Ephesus was ruled by the Lydian king, Kreisos, in the mid 6BC. The city reached the “Golden Age” and became a good model to the Antic World in culture and art, as well. As the detailed excavations have not completed yet, apart from the Artemis, the remains of that age haven’t been revealed.

Later, Ephesus was dominated by Persians. As Ephesians did not join the “Ionian Rebellion” against Persians, the city was saved from destruction. The rebellion resulted in the loss of Persian. Alexander the Great won Persians and the Ionian cities got their independence in the year of 334. Ephesus was in great prosperity during the times of Alexander the Great Until the arrival of Alexander the Great, Ephesus was consisted of two governing systems, democratic and oligarchic. But the oligarchic system was violated with the coming of a new ruler, and a rebellion existed in Ephesus.

The Temple of Artemis was fired and destroyed by the supporters of oligarchy in 356BC.But it is believed that a madman known as Herostratus set fire to the temple in order to make his name immortal on the same night in Macedonia Alexander the Great was born. As the temple became unusable, Alexander the Great proposed for repairing. But the Ephesians delicately refused for the reason that “A God can not built a temple for another God.”.So Alexander who was very proud of himself as a God, gave some special priviledges to the city. An Ephesian architect, Dinocrates restored the Temple of Artemis.

After the death of Alexander the Great, Ephesus was ruled by the general of him, Lysimakhos, in 287 BC. Lysimakhos decided to change the prior location of Ephesus to further west, due to the destruction of the port by the alluviums, and the inhabitants were forced to settle in the new place named “Arsinoeina”, the name of Lysimakhos’ wife. The city was surrounded by wide stone walls in 10 meters height and 9 meters length. And, “Arsinoeina” was changed into “Ephesus” again, to be forgotten eternally.
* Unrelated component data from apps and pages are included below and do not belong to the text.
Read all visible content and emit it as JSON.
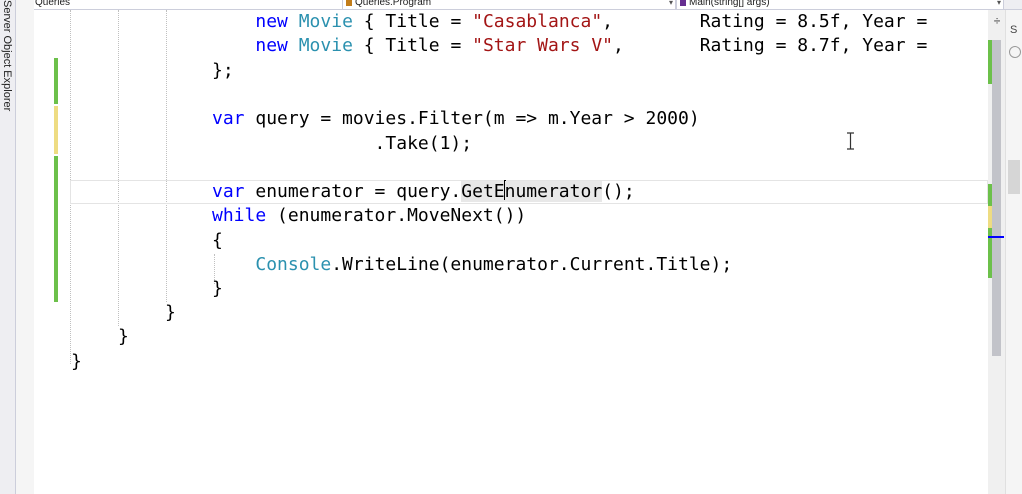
{
  "side_panel": {
    "label": "Server Object Explorer"
  },
  "navigation_bar": {
    "project_dropdown": "Queries",
    "class_dropdown": "Queries.Program",
    "member_dropdown": "Main(string[] args)"
  },
  "editor": {
    "lines": [
      {
        "tokens": [
          [
            "p",
            "    "
          ],
          [
            "kw",
            "new"
          ],
          [
            "p",
            " "
          ],
          [
            "ty",
            "Movie"
          ],
          [
            "p",
            " { Title = "
          ],
          [
            "st",
            "\"Casablanca\""
          ],
          [
            "p",
            ",        Rating = 8.5f, Year = "
          ]
        ]
      },
      {
        "tokens": [
          [
            "p",
            "    "
          ],
          [
            "kw",
            "new"
          ],
          [
            "p",
            " "
          ],
          [
            "ty",
            "Movie"
          ],
          [
            "p",
            " { Title = "
          ],
          [
            "st",
            "\"Star Wars V\""
          ],
          [
            "p",
            ",       Rating = 8.7f, Year = "
          ]
        ]
      },
      {
        "tokens": [
          [
            "p",
            "};"
          ]
        ]
      },
      {
        "tokens": []
      },
      {
        "tokens": [
          [
            "kw",
            "var"
          ],
          [
            "p",
            " query = movies.Filter(m => m.Year > 2000)"
          ]
        ]
      },
      {
        "tokens": [
          [
            "p",
            "               .Take(1);"
          ]
        ]
      },
      {
        "tokens": []
      },
      {
        "tokens": [
          [
            "kw",
            "var"
          ],
          [
            "p",
            " enumerator = query."
          ],
          [
            "hl1",
            "GetE"
          ],
          [
            "caret",
            ""
          ],
          [
            "hl2",
            "numerator"
          ],
          [
            "p",
            "();"
          ]
        ]
      },
      {
        "tokens": [
          [
            "kw",
            "while"
          ],
          [
            "p",
            " (enumerator.MoveNext())"
          ]
        ]
      },
      {
        "tokens": [
          [
            "p",
            "{"
          ]
        ]
      },
      {
        "tokens": [
          [
            "p",
            "    "
          ],
          [
            "ty",
            "Console"
          ],
          [
            "p",
            ".WriteLine(enumerator.Current.Title);"
          ]
        ]
      },
      {
        "tokens": [
          [
            "p",
            "}"
          ]
        ]
      }
    ],
    "closing_1": "}",
    "closing_2": "}",
    "closing_3": "}"
  },
  "colors": {
    "keyword": "#0000ff",
    "type": "#2b91af",
    "string": "#a31515",
    "change_saved": "#6cc04a",
    "change_unsaved": "#eedc82"
  }
}
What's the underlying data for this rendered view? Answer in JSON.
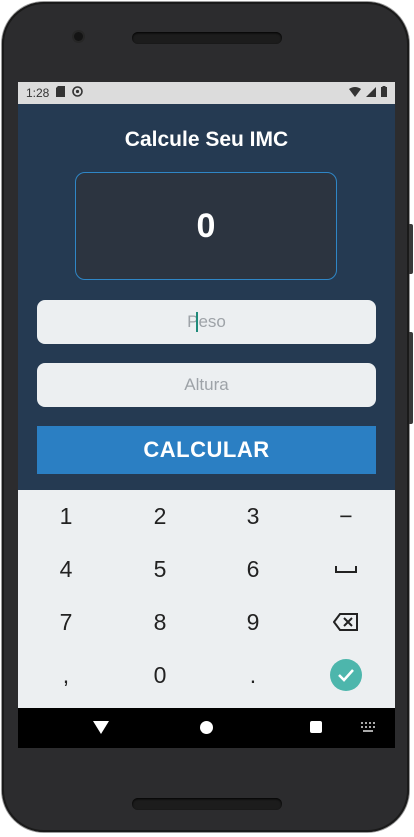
{
  "status_bar": {
    "time": "1:28"
  },
  "app": {
    "title": "Calcule Seu IMC",
    "result": "0",
    "peso_placeholder": "Peso",
    "altura_placeholder": "Altura",
    "button_label": "CALCULAR"
  },
  "keyboard": {
    "keys": [
      "1",
      "2",
      "3",
      "−",
      "4",
      "5",
      "6",
      "␣",
      "7",
      "8",
      "9",
      "⌫",
      ",",
      "0",
      ".",
      "✓"
    ],
    "accent_color": "#4db6ac"
  },
  "colors": {
    "background": "#253a52",
    "button": "#2b7fc3",
    "result_border": "#2f86c6"
  }
}
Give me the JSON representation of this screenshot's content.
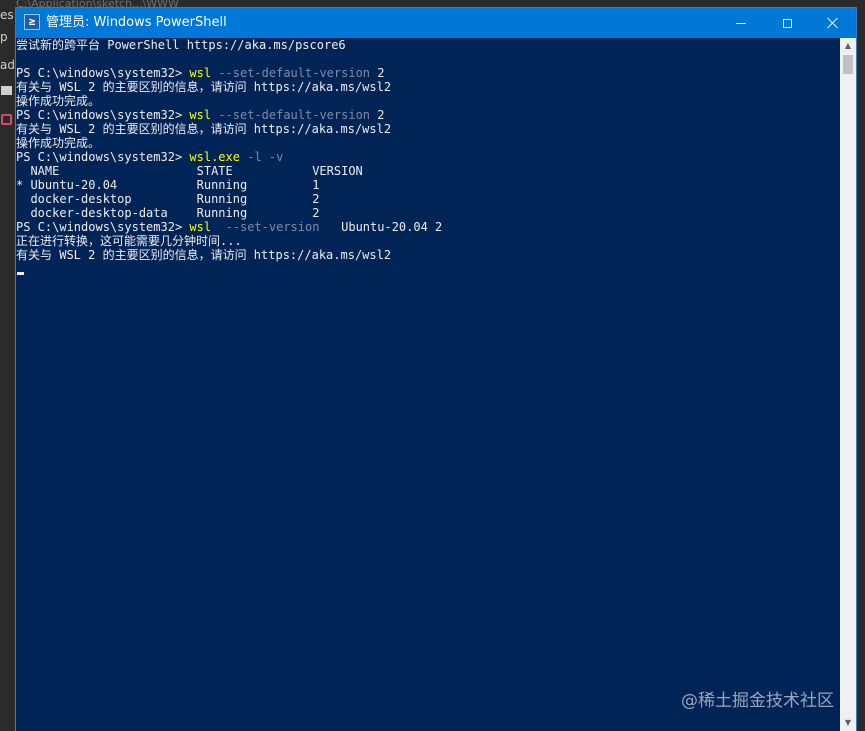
{
  "background": {
    "left_fragments": [
      "es",
      "p",
      "ad"
    ],
    "top_strip_text": "C:\\Application\\sketch...\\WWW"
  },
  "window": {
    "title": "管理员: Windows PowerShell",
    "icon_glyph": "≥",
    "controls": {
      "minimize_icon": "minimize-icon",
      "maximize_icon": "maximize-icon",
      "close_icon": "close-icon"
    },
    "colors": {
      "titlebar": "#0078d7",
      "console_bg": "#012456",
      "console_fg": "#eeedf0",
      "command_fg": "#fefe00",
      "param_fg": "#7f8aa6"
    }
  },
  "console": {
    "line0": "尝试新的跨平台 PowerShell https://aka.ms/pscore6",
    "prompt": "PS C:\\windows\\system32> ",
    "cmd_wsl": "wsl",
    "param_default_version": " --set-default-version",
    "arg_2": " 2",
    "info_wsl2": "有关与 WSL 2 的主要区别的信息，请访问 https://aka.ms/wsl2",
    "success": "操作成功完成。",
    "cmd_wsl_exe": "wsl.exe",
    "param_lv": " -l -v",
    "table_header": "  NAME                   STATE           VERSION",
    "rows": [
      "* Ubuntu-20.04           Running         1",
      "  docker-desktop         Running         2",
      "  docker-desktop-data    Running         2"
    ],
    "param_set_version": "  --set-version",
    "arg_ubuntu": "   Ubuntu-20.04 2",
    "converting": "正在进行转换，这可能需要几分钟时间..."
  },
  "scrollbar": {
    "up_icon": "scroll-up-arrow-icon",
    "down_icon": "scroll-down-arrow-icon",
    "up_glyph": "▲",
    "down_glyph": "▼"
  },
  "watermark": "@稀土掘金技术社区"
}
Ephesus was controlled by the Romans in 190 BC. The city was given to the Bergamian kings for a time. With the death of King Attalos 3 in 133BC, the city was re-ruled by the Romans. Ephesus reached to its height and was notorious for its wealth and luxury between 1-4 AD., especially during the reign of Augustus. During the period, the population of Ephesus increased to 225 000, and the city became the capital of the new Asia. By cleaning the river Caystros from the alluviums, the great trade port of Ephesus, a gateway to foreign countries, enriched the prosperity of the city and continued to thrive with commerce and culture. The city was constructed, adding new models to the former magnificence of Ephesus. “Celsus Library” clearly exemplifies the perfecta of the era, with the delicate details of the construction.
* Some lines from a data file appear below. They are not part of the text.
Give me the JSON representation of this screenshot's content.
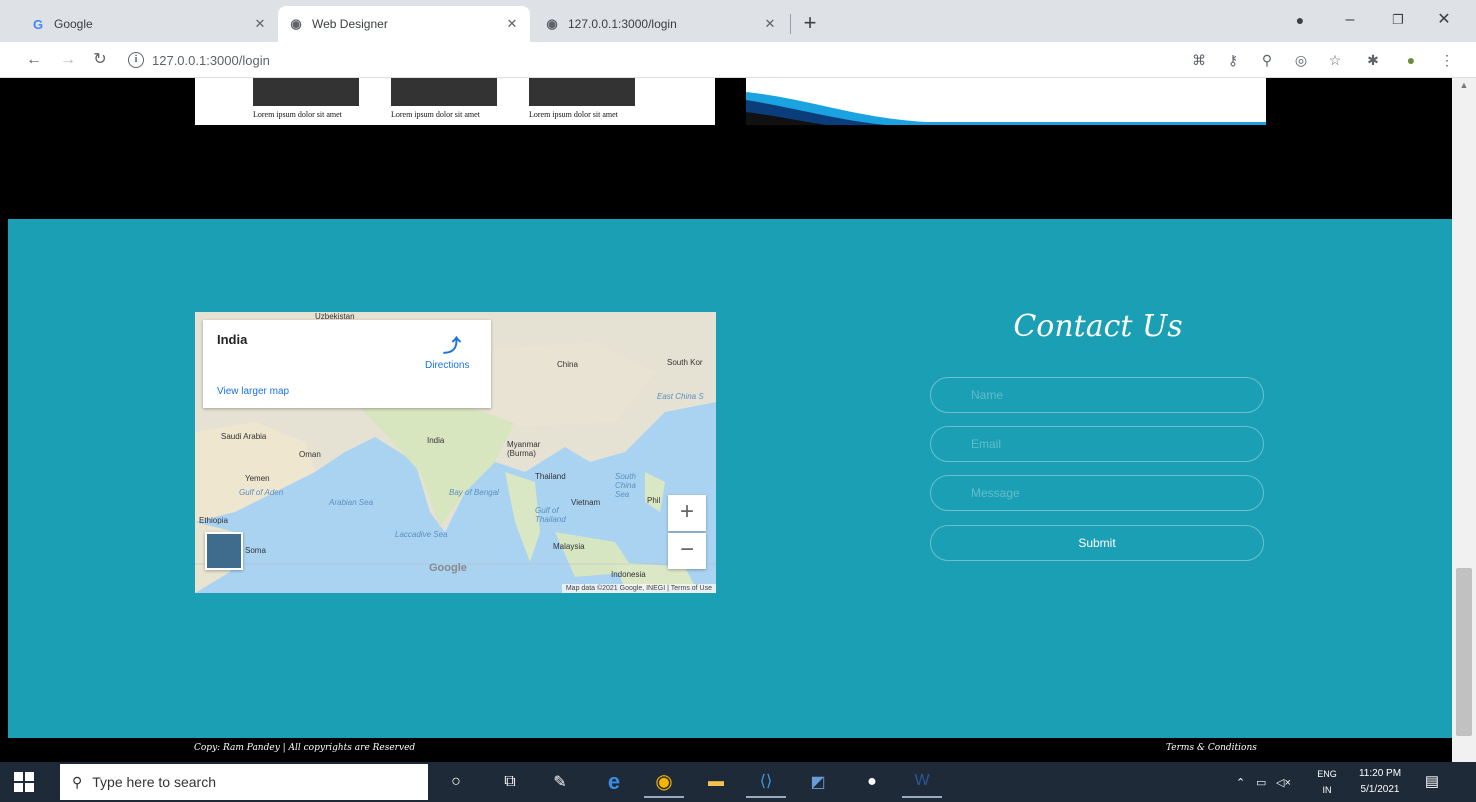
{
  "browser": {
    "tabs": [
      {
        "title": "Google",
        "icon": "google-icon"
      },
      {
        "title": "Web Designer",
        "icon": "globe-icon"
      },
      {
        "title": "127.0.0.1:3000/login",
        "icon": "globe-icon"
      }
    ],
    "url": "127.0.0.1:3000/login"
  },
  "page": {
    "gallery_captions": [
      "Lorem ipsum dolor sit amet",
      "Lorem ipsum dolor sit amet",
      "Lorem ipsum dolor sit amet"
    ],
    "map": {
      "place_name": "India",
      "directions_label": "Directions",
      "view_larger_label": "View larger map",
      "zoom_in": "+",
      "zoom_out": "−",
      "google_logo": "Google",
      "attribution": "Map data ©2021 Google, INEGI",
      "terms": "Terms of Use",
      "labels": {
        "uzbekistan": "Uzbekistan",
        "china": "China",
        "south_korea": "South Kor",
        "east_china_sea": "East China S",
        "saudi_arabia": "Saudi Arabia",
        "oman": "Oman",
        "india": "India",
        "myanmar": "Myanmar (Burma)",
        "yemen": "Yemen",
        "gulf_of_aden": "Gulf of Aden",
        "arabian_sea": "Arabian Sea",
        "bay_of_bengal": "Bay of Bengal",
        "thailand": "Thailand",
        "south_china_sea": "South China Sea",
        "vietnam": "Vietnam",
        "philippines": "Phil",
        "ethiopia": "Ethiopia",
        "somalia": "Soma",
        "laccadive_sea": "Laccadive Sea",
        "gulf_of_thailand": "Gulf of Thailand",
        "malaysia": "Malaysia",
        "indonesia": "Indonesia"
      }
    },
    "contact": {
      "title": "Contact Us",
      "name_placeholder": "Name",
      "email_placeholder": "Email",
      "message_placeholder": "Message",
      "submit_label": "Submit"
    },
    "footer": {
      "copyright": "Copy: Ram Pandey | All copyrights are Reserved",
      "terms": "Terms & Conditions"
    }
  },
  "taskbar": {
    "search_placeholder": "Type here to search",
    "language_line1": "ENG",
    "language_line2": "IN",
    "time": "11:20 PM",
    "date": "5/1/2021"
  }
}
Ephesus has played significant roles during the date, in the early Christianity, as well. The prestige of Ephesus increased with the arrival of Saint Paul, for spreading the Christianity to the Ephesians worshipping to Artemis. St. Paul and the disciplines of Christianity were strictly refused by Ephesians, elderly. With the long tiring struggles of St. Paul, Christianity was accepted by the most of the population around Ephesus. St. Paul had also sent one of his most famous letters to the church in Ephesus. Additionally, St Jean and Virgin Mary visited Ephesus and Virgin Mary settled down the Mount Bulbul, located close to Ephesus, around the years of 42 AD.
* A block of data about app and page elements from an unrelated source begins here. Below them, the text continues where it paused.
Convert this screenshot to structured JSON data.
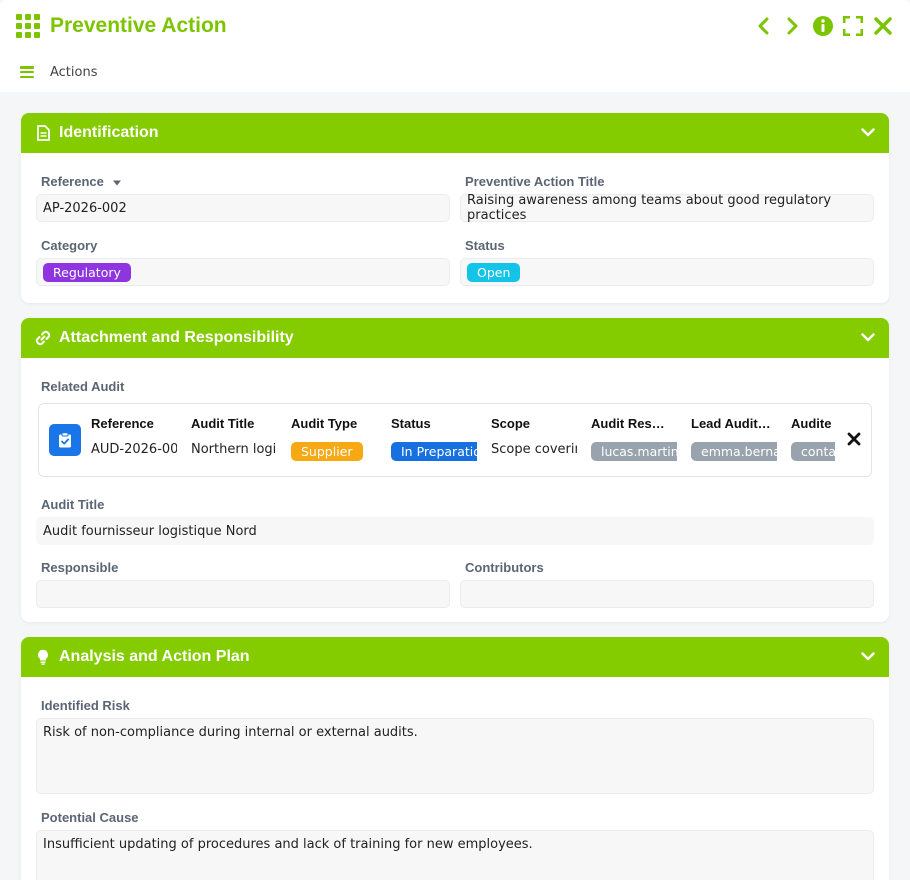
{
  "app": {
    "title": "Preventive Action",
    "menu_label": "Actions"
  },
  "colors": {
    "accent": "#84cc00",
    "title_green": "#7cc400",
    "category_badge": "#8e35e0",
    "status_badge": "#13c4e8",
    "audit_type_badge": "#f6a914",
    "audit_status_badge": "#1670e0",
    "user_chip": "#99a3ad"
  },
  "identification": {
    "header": "Identification",
    "reference_label": "Reference",
    "reference_value": "AP-2026-002",
    "title_label": "Preventive Action Title",
    "title_value": "Raising awareness among teams about good regulatory practices",
    "category_label": "Category",
    "category_value": "Regulatory",
    "status_label": "Status",
    "status_value": "Open"
  },
  "attachment": {
    "header": "Attachment and Responsibility",
    "related_audit_label": "Related Audit",
    "audit_columns": [
      {
        "header": "Reference",
        "value": "AUD-2026-00",
        "kind": "text"
      },
      {
        "header": "Audit Title",
        "value": "Northern logis",
        "kind": "text"
      },
      {
        "header": "Audit Type",
        "value": "Supplier",
        "kind": "badge"
      },
      {
        "header": "Status",
        "value": "In Preparatio",
        "kind": "badge"
      },
      {
        "header": "Scope",
        "value": "Scope coverin",
        "kind": "text"
      },
      {
        "header": "Audit Res…",
        "value": "lucas.martin",
        "kind": "chip"
      },
      {
        "header": "Lead Audit…",
        "value": "emma.berna",
        "kind": "chip"
      },
      {
        "header": "Audite",
        "value": "conta",
        "kind": "chip"
      }
    ],
    "audit_title_label": "Audit Title",
    "audit_title_value": "Audit fournisseur logistique Nord",
    "responsible_label": "Responsible",
    "responsible_value": "",
    "contributors_label": "Contributors",
    "contributors_value": ""
  },
  "analysis": {
    "header": "Analysis and Action Plan",
    "risk_label": "Identified Risk",
    "risk_value": "Risk of non-compliance during internal or external audits.",
    "cause_label": "Potential Cause",
    "cause_value": "Insufficient updating of procedures and lack of training for new employees."
  }
}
Ephesus became a state of Seljukian in the year of 1090, for a time was held by Byzantine. In 1307 Seljukians controlled the city again. However, years later, the River Caystros was silted up, leaving the site far inland. Therefore, the city of Ephesus has lost its significance, due to the development of the ports of Izmir and Kusadasi in sea-trade.